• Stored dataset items

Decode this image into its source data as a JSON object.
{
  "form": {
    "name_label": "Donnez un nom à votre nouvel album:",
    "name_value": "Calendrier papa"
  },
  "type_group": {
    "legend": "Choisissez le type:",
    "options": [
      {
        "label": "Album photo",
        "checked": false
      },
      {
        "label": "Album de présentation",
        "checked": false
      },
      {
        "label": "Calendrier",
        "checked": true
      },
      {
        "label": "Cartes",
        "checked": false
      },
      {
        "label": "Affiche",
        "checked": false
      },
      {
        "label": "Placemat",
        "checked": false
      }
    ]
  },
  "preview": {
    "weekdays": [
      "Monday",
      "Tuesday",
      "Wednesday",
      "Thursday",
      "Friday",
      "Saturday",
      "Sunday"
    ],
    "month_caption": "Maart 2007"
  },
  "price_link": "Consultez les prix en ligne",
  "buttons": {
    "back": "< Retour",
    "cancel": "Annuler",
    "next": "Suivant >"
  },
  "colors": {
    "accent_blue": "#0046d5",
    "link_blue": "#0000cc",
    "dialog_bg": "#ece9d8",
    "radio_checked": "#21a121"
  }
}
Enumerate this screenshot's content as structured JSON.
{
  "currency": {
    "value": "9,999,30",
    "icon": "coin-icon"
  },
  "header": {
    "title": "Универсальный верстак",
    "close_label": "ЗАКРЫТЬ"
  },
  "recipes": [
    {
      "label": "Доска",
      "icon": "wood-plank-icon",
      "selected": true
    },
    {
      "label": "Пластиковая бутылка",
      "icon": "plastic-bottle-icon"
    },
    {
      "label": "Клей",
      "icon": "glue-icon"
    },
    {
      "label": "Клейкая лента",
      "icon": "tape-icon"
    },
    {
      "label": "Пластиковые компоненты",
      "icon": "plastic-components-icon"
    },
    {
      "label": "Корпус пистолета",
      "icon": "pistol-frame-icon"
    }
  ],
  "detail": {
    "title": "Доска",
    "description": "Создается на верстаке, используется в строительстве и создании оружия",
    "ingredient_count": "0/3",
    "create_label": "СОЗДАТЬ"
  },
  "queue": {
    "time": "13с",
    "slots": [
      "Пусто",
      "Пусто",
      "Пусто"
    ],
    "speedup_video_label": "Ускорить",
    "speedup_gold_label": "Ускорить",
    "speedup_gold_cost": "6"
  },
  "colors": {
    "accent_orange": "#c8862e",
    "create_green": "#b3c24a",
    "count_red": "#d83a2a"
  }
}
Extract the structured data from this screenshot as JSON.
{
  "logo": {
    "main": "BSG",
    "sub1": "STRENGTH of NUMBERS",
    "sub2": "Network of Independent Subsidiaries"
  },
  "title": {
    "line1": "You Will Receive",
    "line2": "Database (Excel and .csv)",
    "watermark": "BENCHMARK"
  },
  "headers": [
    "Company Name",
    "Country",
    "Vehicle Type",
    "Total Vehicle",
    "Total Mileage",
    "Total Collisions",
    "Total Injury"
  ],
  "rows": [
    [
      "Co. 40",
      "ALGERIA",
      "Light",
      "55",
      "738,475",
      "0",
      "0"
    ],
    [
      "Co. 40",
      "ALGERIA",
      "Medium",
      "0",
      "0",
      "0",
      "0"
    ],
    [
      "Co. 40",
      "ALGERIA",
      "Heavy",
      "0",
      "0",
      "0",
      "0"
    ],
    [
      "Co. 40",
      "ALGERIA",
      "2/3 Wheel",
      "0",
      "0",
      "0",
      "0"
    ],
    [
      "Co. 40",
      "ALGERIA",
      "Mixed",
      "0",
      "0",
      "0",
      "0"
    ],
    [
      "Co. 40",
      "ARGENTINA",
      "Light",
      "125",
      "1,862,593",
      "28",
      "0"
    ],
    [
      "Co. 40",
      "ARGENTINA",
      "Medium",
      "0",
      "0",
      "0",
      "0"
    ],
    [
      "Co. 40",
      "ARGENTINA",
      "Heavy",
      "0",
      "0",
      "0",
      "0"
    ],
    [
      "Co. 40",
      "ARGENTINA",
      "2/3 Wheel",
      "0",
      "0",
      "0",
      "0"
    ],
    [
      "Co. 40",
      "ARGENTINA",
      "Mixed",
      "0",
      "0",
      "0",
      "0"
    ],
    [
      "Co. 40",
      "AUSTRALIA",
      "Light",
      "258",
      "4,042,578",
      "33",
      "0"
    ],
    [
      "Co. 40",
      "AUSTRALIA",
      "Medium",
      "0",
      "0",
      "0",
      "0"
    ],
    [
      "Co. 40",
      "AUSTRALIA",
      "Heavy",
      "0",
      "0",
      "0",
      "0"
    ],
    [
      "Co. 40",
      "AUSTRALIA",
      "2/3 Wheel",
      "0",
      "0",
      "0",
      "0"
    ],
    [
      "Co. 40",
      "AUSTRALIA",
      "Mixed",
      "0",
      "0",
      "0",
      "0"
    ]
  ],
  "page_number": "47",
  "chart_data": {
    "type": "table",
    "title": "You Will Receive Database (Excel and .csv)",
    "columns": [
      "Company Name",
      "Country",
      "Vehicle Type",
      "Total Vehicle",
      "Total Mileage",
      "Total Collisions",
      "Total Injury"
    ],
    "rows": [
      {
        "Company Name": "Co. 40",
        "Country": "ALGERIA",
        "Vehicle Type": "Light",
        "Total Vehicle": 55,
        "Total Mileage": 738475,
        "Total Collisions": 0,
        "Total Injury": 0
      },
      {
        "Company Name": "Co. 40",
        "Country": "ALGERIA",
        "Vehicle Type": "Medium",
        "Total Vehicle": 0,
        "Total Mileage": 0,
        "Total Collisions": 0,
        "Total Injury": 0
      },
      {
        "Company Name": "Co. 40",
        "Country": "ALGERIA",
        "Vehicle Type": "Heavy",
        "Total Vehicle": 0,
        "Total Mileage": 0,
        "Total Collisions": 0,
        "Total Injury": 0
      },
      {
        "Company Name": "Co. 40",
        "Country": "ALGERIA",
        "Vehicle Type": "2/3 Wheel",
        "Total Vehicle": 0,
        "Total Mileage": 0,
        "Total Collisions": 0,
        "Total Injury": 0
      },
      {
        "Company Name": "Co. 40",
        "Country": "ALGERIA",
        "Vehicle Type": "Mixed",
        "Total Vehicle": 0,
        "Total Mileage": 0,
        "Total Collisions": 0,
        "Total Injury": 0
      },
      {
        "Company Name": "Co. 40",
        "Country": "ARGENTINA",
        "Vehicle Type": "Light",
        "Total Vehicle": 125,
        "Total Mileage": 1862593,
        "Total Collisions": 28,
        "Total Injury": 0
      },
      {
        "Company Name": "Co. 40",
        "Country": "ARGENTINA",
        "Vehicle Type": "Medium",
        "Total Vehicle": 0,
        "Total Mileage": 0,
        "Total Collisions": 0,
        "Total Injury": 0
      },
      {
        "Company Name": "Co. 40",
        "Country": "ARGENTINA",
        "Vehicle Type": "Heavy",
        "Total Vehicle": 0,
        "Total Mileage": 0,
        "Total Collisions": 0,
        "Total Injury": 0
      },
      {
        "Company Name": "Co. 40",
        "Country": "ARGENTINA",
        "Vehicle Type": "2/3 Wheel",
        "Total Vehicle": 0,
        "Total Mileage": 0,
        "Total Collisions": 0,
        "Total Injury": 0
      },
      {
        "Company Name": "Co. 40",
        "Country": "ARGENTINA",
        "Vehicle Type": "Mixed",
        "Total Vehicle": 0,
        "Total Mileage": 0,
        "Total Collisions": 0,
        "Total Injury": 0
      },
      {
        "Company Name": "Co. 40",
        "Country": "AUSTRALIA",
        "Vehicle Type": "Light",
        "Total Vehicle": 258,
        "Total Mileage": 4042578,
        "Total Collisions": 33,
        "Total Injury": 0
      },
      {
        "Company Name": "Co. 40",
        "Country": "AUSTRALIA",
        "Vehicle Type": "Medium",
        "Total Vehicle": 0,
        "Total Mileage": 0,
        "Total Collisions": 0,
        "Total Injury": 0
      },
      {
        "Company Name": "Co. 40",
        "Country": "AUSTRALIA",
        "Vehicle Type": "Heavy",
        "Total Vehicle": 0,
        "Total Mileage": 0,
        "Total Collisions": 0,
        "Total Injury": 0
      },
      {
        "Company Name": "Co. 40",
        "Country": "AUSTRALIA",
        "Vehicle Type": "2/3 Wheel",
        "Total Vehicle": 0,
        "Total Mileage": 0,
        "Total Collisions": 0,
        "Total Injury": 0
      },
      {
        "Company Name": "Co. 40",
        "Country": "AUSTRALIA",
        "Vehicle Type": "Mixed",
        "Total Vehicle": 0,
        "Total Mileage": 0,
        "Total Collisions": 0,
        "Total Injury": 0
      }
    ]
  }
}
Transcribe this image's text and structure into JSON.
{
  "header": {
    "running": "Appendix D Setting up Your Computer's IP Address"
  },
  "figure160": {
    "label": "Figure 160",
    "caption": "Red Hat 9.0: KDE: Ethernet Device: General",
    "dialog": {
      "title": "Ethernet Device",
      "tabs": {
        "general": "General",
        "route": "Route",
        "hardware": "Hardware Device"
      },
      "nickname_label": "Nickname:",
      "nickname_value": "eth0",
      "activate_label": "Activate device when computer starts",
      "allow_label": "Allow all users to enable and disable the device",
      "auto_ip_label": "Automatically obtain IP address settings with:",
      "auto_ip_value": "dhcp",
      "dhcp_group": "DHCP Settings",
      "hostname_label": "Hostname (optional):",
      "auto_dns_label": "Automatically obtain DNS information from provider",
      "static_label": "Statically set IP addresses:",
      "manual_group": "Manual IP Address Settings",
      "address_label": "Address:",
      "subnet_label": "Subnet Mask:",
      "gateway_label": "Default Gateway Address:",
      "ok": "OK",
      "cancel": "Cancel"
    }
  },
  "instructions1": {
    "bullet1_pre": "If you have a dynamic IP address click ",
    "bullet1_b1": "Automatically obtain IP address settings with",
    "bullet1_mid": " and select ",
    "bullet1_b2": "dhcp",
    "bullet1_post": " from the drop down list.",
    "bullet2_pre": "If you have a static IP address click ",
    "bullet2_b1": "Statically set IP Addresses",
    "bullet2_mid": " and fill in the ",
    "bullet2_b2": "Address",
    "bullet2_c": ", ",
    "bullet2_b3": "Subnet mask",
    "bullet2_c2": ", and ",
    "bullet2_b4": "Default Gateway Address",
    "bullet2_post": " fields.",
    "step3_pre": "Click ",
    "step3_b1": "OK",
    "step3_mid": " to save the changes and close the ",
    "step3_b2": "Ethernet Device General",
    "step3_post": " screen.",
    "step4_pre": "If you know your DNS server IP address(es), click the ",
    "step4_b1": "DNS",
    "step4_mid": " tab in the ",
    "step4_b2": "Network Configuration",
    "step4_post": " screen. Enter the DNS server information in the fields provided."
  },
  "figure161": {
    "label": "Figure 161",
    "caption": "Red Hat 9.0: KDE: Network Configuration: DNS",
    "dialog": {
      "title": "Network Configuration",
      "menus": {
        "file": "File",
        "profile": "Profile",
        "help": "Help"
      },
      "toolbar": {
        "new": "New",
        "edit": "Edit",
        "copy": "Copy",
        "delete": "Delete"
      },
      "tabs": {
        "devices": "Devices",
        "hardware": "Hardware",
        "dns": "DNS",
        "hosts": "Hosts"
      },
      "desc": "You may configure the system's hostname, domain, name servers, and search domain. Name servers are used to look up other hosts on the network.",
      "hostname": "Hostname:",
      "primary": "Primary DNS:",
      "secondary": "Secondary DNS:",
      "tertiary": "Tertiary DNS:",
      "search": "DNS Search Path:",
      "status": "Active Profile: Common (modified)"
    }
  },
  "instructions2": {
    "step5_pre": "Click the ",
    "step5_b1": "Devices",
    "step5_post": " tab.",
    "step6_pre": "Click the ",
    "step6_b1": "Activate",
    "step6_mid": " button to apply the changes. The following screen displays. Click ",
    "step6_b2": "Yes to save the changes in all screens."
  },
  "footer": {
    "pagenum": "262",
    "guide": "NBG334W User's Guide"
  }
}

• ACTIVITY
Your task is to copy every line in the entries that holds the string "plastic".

• TASK RESULT
      "icon": "plastic-bottle-icon"
      "icon": "plastic-components-icon"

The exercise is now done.